Where does the string "name" appear in the records? Copy each line that holds it.

-------- Dataset entries

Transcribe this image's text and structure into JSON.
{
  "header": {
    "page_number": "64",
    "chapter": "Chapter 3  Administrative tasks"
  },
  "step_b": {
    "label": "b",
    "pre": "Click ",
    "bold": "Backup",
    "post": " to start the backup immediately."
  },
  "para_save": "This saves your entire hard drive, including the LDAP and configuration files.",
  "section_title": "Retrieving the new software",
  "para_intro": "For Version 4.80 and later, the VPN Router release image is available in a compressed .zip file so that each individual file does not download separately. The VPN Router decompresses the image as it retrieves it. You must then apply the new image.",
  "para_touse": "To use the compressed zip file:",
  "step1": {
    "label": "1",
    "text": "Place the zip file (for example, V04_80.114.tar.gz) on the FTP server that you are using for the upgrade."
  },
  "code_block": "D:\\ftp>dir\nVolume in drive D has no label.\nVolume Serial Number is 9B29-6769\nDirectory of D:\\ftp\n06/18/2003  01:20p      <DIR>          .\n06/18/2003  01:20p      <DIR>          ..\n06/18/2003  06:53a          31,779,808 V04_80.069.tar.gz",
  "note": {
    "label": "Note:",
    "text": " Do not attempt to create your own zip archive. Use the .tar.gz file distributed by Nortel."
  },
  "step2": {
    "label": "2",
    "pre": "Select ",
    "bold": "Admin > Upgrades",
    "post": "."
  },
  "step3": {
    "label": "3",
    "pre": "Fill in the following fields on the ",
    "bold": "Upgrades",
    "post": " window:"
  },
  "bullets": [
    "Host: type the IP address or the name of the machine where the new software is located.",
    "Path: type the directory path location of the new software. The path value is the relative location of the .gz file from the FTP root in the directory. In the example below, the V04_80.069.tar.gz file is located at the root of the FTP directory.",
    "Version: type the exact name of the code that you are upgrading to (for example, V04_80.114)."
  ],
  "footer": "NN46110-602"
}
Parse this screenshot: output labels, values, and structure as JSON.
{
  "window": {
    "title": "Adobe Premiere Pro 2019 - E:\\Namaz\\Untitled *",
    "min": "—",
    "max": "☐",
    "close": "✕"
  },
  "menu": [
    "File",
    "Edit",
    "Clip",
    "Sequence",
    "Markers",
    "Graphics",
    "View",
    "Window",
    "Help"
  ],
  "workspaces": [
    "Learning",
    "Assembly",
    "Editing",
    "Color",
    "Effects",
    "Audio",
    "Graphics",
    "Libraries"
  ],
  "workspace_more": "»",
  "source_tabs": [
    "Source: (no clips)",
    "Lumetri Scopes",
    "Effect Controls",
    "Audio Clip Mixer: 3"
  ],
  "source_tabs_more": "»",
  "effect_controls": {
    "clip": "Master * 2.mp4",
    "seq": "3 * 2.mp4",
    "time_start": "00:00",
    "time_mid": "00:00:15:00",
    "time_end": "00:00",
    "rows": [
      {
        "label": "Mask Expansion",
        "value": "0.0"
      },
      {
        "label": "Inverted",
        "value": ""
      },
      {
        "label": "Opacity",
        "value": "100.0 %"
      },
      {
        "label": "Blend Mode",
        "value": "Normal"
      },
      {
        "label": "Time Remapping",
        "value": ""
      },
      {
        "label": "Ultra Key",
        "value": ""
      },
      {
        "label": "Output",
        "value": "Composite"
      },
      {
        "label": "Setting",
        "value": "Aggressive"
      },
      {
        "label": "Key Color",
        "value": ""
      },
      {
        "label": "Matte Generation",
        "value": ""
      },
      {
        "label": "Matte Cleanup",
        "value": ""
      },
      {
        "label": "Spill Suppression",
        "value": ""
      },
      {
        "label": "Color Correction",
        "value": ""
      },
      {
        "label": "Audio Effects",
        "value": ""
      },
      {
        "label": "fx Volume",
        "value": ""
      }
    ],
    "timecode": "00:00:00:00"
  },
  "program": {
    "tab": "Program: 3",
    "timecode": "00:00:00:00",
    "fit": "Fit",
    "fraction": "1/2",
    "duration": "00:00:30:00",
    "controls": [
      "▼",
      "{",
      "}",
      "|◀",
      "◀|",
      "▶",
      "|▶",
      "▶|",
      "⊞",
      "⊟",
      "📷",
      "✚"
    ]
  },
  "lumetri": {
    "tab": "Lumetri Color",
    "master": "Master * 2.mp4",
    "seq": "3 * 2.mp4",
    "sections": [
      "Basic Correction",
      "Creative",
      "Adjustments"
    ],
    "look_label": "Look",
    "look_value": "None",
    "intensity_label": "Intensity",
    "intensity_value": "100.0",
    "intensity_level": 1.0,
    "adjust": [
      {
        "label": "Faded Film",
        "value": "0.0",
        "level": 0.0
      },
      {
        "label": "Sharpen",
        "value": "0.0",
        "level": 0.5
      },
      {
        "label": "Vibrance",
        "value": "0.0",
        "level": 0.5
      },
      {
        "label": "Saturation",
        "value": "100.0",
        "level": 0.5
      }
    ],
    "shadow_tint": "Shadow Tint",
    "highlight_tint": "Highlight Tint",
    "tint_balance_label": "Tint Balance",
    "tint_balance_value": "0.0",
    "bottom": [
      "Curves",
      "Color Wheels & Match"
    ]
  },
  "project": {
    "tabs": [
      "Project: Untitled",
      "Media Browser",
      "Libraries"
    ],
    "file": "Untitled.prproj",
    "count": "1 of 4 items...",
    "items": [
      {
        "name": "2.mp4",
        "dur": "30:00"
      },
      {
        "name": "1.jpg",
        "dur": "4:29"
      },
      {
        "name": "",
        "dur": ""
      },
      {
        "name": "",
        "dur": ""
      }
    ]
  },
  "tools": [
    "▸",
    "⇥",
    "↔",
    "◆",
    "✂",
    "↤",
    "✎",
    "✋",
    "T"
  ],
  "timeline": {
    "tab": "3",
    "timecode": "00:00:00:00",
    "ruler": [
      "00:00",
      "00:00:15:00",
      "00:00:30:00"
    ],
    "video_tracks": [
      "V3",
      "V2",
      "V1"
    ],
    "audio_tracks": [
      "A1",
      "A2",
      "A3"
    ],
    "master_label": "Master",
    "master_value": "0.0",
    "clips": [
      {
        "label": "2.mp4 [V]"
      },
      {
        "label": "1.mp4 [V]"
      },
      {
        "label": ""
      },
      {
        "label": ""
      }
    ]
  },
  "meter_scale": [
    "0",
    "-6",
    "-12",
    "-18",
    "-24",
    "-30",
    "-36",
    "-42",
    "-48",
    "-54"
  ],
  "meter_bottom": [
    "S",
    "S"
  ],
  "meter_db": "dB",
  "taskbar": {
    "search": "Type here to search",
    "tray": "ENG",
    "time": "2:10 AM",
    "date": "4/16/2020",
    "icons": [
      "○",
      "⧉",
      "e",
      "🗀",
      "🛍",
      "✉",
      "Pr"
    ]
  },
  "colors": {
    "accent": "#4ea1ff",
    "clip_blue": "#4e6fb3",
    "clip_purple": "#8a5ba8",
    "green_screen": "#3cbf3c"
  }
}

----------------

### Result
    "Host: type the IP address or the name of the machine where the new software is located.",
    "Version: type the exact name of the code that you are upgrading to (for example, V04_80.114)."
        "name": "2.mp4",
        "name": "1.jpg",
        "name": "",
        "name": "",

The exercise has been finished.